----- TASK INPUT

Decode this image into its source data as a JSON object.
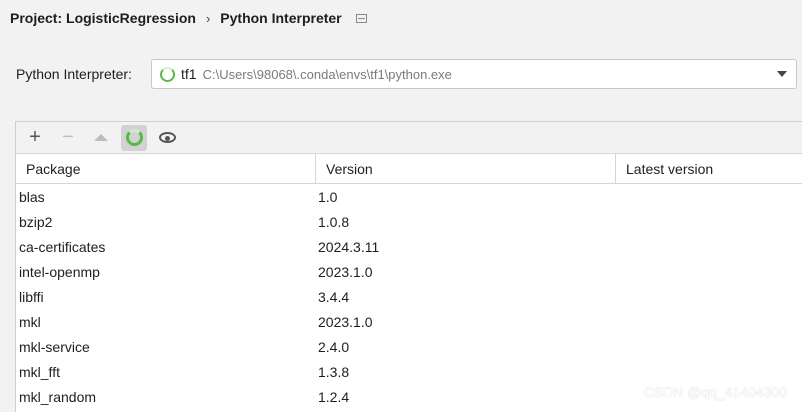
{
  "breadcrumb": {
    "project": "Project: LogisticRegression",
    "separator": "›",
    "page": "Python Interpreter"
  },
  "interpreter": {
    "label": "Python Interpreter:",
    "name": "tf1",
    "path": "C:\\Users\\98068\\.conda\\envs\\tf1\\python.exe"
  },
  "toolbar": {
    "add": "+",
    "remove": "−"
  },
  "table": {
    "headers": [
      "Package",
      "Version",
      "Latest version"
    ],
    "rows": [
      {
        "package": "blas",
        "version": "1.0",
        "latest": ""
      },
      {
        "package": "bzip2",
        "version": "1.0.8",
        "latest": ""
      },
      {
        "package": "ca-certificates",
        "version": "2024.3.11",
        "latest": ""
      },
      {
        "package": "intel-openmp",
        "version": "2023.1.0",
        "latest": ""
      },
      {
        "package": "libffi",
        "version": "3.4.4",
        "latest": ""
      },
      {
        "package": "mkl",
        "version": "2023.1.0",
        "latest": ""
      },
      {
        "package": "mkl-service",
        "version": "2.4.0",
        "latest": ""
      },
      {
        "package": "mkl_fft",
        "version": "1.3.8",
        "latest": ""
      },
      {
        "package": "mkl_random",
        "version": "1.2.4",
        "latest": ""
      }
    ]
  },
  "watermark": "CSDN @qq_41404300",
  "colors": {
    "accent_green": "#58b848",
    "background": "#f2f2f2"
  }
}
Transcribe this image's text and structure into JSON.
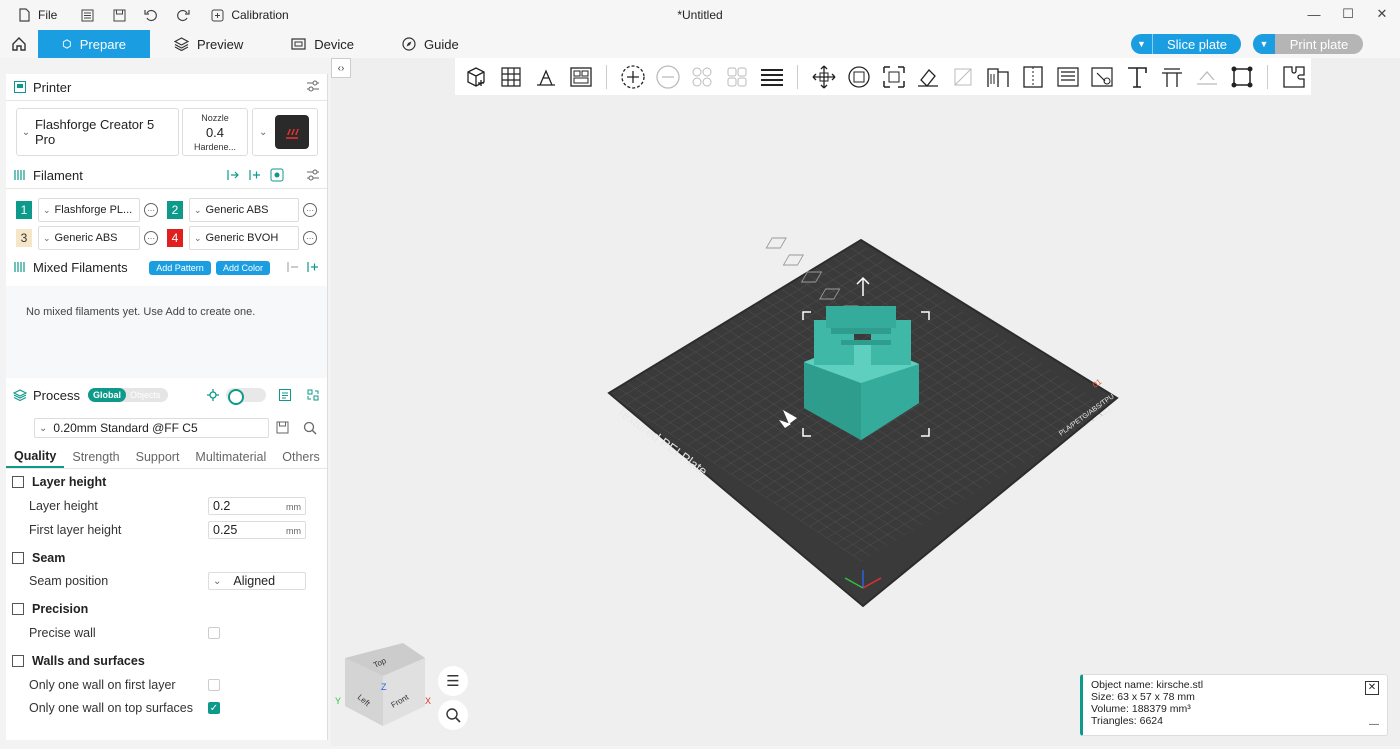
{
  "titlebar": {
    "file_label": "File",
    "calibration_label": "Calibration",
    "document_title": "*Untitled"
  },
  "menubar": {
    "tabs": [
      {
        "label": "Prepare"
      },
      {
        "label": "Preview"
      },
      {
        "label": "Device"
      },
      {
        "label": "Guide"
      }
    ],
    "slice_label": "Slice plate",
    "print_label": "Print plate"
  },
  "printer": {
    "section_title": "Printer",
    "name": "Flashforge Creator 5 Pro",
    "nozzle_label": "Nozzle",
    "nozzle_value": "0.4",
    "nozzle_type": "Hardene..."
  },
  "filament": {
    "section_title": "Filament",
    "items": [
      {
        "num": "1",
        "name": "Flashforge PL...",
        "color": "#0e9a8a"
      },
      {
        "num": "2",
        "name": "Generic ABS",
        "color": "#0e9a8a"
      },
      {
        "num": "3",
        "name": "Generic ABS",
        "color": "#f5e6c8"
      },
      {
        "num": "4",
        "name": "Generic BVOH",
        "color": "#e02020"
      }
    ]
  },
  "mixed": {
    "section_title": "Mixed Filaments",
    "add_pattern": "Add Pattern",
    "add_color": "Add Color",
    "empty_text": "No mixed filaments yet. Use Add to create one."
  },
  "process": {
    "section_title": "Process",
    "toggle_global": "Global",
    "toggle_objects": "Objects",
    "profile": "0.20mm Standard @FF C5",
    "tabs": [
      "Quality",
      "Strength",
      "Support",
      "Multimaterial",
      "Others"
    ],
    "groups": {
      "layer_height": "Layer height",
      "seam": "Seam",
      "precision": "Precision",
      "walls": "Walls and surfaces"
    },
    "options": {
      "layer_height_label": "Layer height",
      "layer_height_value": "0.2",
      "first_layer_label": "First layer height",
      "first_layer_value": "0.25",
      "unit": "mm",
      "seam_position_label": "Seam position",
      "seam_position_value": "Aligned",
      "precise_wall_label": "Precise wall",
      "precise_wall_checked": false,
      "one_wall_first_label": "Only one wall on first layer",
      "one_wall_first_checked": false,
      "one_wall_top_label": "Only one wall on top surfaces",
      "one_wall_top_checked": true
    }
  },
  "viewport": {
    "plate_label": "Textured PEI Plate",
    "plate_sub": "PLA/PETG/ABS/TPU",
    "plate_number": "01",
    "cube_top": "Top",
    "cube_left": "Left",
    "cube_front": "Front"
  },
  "object_info": {
    "name": "Object name: kirsche.stl",
    "size": "Size: 63 x 57 x 78 mm",
    "volume": "Volume: 188379 mm³",
    "triangles": "Triangles: 6624"
  },
  "colors": {
    "accent_blue": "#1a9ee1",
    "accent_teal": "#0e9a8a",
    "model": "#3fb8a8",
    "plate": "#3a3a3a"
  }
}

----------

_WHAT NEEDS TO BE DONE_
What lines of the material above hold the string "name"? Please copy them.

_TASK RESULT_
    "name": "tf1",
    "name": "Flashforge Creator 5 Pro",
        "name": "Flashforge PL...",
        "name": "Generic ABS",
        "name": "Generic ABS",
        "name": "Generic BVOH",
    "name": "Object name: kirsche.stl",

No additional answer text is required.